At first, Reem went to workshops where the lanterns are made to get a special order. “I wanted something simple but nice, and it was possible to get a lantern that was made-to-measure. I learned that to have it early in Ramadan, I needed to place my order at least three or four weeks ahead,” she said.
Reem’s guests then keenly inquired about her new decorative acquisition. A couple of years down the road, she said, she went back to Old Cairo to pick up a couple of khayamiya spreads that she throws on the back of a couple of chairs in her reception area at home.
“I did not like the khayamiya prints. I preferred the original sewn ones, and I would not use them for table cloths because the original ones are difficult to wash. They lose their beautiful colours,” she said.
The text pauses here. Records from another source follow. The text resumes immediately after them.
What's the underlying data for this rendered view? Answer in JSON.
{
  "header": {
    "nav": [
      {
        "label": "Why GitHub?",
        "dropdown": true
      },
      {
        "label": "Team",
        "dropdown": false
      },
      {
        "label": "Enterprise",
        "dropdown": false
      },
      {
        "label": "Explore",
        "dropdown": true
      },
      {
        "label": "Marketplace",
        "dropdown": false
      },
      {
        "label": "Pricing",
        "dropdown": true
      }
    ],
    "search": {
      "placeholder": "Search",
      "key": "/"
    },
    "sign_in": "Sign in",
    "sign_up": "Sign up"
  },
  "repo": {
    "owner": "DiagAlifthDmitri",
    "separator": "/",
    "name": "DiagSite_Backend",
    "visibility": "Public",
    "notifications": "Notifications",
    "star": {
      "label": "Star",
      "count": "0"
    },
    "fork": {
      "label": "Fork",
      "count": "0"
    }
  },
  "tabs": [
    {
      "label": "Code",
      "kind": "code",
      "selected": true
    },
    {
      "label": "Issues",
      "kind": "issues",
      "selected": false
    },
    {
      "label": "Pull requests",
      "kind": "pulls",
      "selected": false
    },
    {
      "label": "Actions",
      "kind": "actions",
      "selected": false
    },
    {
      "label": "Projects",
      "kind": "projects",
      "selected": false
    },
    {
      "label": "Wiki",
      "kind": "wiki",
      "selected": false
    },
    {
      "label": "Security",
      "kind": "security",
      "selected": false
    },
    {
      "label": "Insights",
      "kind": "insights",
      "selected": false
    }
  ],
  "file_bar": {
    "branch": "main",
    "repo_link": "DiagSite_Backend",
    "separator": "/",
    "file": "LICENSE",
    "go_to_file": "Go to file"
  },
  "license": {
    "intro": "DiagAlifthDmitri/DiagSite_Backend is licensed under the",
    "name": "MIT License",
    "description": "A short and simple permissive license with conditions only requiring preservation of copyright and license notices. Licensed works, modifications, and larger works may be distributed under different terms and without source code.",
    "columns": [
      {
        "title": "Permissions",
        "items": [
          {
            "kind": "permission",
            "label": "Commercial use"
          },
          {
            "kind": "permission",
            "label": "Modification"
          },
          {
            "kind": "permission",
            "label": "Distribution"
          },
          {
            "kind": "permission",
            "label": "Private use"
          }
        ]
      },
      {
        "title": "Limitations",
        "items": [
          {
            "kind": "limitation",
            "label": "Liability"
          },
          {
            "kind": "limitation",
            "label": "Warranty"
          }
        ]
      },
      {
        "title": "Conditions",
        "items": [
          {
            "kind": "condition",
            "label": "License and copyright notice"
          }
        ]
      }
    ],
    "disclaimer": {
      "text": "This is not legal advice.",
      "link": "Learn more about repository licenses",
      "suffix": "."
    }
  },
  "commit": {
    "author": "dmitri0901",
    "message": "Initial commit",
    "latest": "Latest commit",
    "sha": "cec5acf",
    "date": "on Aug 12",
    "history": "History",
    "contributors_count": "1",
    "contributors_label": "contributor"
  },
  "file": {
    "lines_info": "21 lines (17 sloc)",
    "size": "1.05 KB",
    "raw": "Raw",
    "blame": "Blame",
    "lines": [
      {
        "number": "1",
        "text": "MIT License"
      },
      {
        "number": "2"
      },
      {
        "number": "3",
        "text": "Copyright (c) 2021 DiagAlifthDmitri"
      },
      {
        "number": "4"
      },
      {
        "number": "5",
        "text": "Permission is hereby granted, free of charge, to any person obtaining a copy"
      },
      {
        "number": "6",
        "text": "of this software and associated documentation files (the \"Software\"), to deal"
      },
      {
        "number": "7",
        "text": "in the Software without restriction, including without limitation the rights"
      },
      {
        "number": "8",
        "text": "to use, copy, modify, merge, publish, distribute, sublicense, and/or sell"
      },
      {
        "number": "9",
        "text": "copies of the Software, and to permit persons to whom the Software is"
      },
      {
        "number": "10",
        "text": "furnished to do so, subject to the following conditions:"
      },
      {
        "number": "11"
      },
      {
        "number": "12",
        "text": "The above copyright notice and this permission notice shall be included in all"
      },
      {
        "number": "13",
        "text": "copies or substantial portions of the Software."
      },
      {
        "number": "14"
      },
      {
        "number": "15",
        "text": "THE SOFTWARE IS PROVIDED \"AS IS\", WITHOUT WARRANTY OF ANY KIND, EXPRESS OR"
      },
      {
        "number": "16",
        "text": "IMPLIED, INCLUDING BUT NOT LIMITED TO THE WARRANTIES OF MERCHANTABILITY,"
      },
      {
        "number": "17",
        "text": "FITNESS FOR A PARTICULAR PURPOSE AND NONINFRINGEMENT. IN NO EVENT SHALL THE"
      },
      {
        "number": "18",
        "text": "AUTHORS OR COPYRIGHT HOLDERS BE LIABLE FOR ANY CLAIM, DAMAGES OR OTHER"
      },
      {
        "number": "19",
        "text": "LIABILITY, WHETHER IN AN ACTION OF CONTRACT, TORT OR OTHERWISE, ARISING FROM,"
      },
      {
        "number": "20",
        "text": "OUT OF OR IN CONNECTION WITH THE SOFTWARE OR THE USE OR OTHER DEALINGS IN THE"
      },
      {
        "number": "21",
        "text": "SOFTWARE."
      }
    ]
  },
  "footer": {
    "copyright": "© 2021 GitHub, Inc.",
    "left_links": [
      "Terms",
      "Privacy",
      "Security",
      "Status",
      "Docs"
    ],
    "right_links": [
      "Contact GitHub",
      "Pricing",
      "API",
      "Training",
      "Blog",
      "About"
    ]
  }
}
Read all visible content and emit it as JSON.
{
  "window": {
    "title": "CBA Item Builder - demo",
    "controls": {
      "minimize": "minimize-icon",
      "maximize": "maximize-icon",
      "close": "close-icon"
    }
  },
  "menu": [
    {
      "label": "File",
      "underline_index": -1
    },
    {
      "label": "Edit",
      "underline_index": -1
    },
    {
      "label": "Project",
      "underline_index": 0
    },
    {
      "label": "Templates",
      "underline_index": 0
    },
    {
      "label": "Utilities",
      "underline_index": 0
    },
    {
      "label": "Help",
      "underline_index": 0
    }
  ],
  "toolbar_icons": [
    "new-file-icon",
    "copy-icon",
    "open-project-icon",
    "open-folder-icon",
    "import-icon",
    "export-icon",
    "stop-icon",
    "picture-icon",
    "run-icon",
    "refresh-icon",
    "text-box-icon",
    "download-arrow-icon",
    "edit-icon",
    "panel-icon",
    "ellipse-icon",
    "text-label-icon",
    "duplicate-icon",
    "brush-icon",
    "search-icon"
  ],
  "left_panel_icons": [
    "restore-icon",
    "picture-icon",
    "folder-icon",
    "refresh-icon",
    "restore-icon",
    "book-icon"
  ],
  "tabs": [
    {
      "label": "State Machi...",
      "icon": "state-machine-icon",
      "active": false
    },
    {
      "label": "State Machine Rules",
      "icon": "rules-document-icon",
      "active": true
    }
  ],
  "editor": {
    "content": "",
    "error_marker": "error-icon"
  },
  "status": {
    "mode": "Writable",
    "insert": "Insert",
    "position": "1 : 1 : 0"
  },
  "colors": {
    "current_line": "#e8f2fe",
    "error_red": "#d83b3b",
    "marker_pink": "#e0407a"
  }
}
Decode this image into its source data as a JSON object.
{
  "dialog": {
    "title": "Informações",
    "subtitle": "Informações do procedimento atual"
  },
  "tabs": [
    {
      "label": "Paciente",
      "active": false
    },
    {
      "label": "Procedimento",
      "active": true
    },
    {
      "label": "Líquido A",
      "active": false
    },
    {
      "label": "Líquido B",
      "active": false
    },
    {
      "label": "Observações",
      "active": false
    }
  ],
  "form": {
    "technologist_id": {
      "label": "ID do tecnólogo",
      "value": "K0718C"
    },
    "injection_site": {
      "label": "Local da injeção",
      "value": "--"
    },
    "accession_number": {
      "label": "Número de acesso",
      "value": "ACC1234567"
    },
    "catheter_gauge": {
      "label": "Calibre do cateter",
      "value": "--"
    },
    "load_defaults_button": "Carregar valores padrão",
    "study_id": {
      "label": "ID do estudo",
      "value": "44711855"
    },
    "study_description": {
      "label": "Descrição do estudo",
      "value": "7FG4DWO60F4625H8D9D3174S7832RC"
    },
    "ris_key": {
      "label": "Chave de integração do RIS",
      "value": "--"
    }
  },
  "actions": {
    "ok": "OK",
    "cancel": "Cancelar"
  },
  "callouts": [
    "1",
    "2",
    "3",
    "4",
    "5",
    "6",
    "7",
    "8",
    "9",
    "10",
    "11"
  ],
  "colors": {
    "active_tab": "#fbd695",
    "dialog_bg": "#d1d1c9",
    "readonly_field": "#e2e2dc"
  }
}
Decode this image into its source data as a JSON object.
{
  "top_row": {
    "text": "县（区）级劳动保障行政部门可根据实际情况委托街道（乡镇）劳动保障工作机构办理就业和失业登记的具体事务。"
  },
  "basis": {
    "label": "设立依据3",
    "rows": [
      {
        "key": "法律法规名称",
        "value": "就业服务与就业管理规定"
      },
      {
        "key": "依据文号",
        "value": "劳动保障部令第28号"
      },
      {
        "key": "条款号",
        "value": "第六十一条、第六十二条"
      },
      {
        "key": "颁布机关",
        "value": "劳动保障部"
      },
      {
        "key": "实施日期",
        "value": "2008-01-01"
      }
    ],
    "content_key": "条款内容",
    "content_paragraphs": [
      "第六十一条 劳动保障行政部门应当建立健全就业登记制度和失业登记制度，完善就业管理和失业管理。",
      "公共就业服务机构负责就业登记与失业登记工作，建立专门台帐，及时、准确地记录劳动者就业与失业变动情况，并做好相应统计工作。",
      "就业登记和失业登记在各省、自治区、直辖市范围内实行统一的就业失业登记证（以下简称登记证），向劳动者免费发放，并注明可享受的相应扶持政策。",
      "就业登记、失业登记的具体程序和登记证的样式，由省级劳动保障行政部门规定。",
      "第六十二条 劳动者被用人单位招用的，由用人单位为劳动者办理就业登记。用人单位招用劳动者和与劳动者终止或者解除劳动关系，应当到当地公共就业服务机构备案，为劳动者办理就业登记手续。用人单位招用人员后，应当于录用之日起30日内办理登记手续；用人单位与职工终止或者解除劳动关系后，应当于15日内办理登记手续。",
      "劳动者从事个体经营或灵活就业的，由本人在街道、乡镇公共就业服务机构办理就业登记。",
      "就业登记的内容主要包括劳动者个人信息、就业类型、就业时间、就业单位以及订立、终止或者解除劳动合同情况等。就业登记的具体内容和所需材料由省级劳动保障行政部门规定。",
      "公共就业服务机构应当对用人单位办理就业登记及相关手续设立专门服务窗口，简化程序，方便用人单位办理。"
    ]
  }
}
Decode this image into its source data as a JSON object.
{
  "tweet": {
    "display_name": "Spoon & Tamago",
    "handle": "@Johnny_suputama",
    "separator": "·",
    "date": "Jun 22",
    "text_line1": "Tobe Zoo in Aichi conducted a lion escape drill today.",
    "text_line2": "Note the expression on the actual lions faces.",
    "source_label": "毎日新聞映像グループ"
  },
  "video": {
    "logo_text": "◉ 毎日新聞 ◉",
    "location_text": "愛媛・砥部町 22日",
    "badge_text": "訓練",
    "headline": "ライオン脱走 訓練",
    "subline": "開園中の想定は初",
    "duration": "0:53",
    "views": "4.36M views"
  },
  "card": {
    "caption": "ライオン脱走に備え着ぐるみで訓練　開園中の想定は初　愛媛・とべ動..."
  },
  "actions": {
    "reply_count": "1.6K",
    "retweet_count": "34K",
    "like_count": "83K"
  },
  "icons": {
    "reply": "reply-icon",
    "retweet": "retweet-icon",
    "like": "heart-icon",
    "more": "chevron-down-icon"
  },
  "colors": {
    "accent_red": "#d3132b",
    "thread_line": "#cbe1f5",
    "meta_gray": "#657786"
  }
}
When she saw the decorative lighting items being made for Ramadan, Reem decided to expand a little further “to give a special effect to the evenings of Ramadan.”
Layla does most of her Ramadan decorations herself. “I like to keep up the traditions that my mother set,” she said.
Born to an Egyptian father and a German mother, Layla saw her mother transferring all her Christmas decorations to Ramadan versions. In the 1960s, Layla’s mother could not buy all the Ramadan decorations she wanted as she did with the Christmas things she would get from Germany.
“She had to have everything hand-made. Just as we had a Christmas calendar, there was also a Ramadan calendar. Just as there were Christmas stockings, there were Ramadan bags. And just as there was a Christmas tree, there were also Ramadan lanterns,” Layla said.
When she later had her own children, Layla kept up the traditions of her mother. She even invented “Sheikh Ramadan” as the Ramadan version of Santa Claus. Now that her children are grown up, Layla is still careful about having Ramadan decorations, most of them hand-made.
She has Ramadan table spreads, napkin holders, cushion-covers and other items.
* A version of this article appears in print in the 7 April, 2022 edition of Al-Ahram Weekly.